TASK OBJECTIVE: Return only those lines of the material that contain "comfortable".

THE RECORDS:
▶

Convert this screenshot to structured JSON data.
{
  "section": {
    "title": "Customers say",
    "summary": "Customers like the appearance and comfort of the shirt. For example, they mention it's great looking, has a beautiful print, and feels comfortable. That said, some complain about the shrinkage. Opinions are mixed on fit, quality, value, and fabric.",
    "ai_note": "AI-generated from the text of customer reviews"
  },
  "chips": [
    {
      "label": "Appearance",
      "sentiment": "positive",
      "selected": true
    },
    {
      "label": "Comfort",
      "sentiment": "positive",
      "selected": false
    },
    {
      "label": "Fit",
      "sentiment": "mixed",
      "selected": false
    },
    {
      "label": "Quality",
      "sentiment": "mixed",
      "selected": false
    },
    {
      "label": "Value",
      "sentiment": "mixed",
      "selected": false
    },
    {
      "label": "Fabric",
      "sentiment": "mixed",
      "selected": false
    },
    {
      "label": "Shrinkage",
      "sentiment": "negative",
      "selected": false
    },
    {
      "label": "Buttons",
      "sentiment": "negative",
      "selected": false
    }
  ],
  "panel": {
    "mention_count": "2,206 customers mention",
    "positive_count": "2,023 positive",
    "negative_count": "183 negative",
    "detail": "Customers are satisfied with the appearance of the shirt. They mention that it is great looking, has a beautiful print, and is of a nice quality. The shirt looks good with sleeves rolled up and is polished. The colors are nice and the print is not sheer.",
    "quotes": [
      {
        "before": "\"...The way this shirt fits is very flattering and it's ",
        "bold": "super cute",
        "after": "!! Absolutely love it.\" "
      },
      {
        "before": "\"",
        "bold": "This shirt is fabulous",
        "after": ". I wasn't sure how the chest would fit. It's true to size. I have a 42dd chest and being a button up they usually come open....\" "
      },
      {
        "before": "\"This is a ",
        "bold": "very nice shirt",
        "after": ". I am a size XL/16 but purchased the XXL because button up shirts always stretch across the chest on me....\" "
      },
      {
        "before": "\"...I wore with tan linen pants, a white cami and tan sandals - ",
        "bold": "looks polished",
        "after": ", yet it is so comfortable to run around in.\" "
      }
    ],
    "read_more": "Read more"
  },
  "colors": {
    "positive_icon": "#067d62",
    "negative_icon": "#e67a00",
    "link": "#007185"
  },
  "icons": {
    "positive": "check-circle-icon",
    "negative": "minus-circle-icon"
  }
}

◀

ANSWER TO THIS EXERCISE:
    "summary": "Customers like the appearance and comfort of the shirt. For example, they mention it's great looking, has a beautiful print, and feels comfortable. That said, some complain about the shrinkage. Opinions are mixed on fit, quality, value, and fabric.",
        "after": ", yet it is so comfortable to run around in.\" "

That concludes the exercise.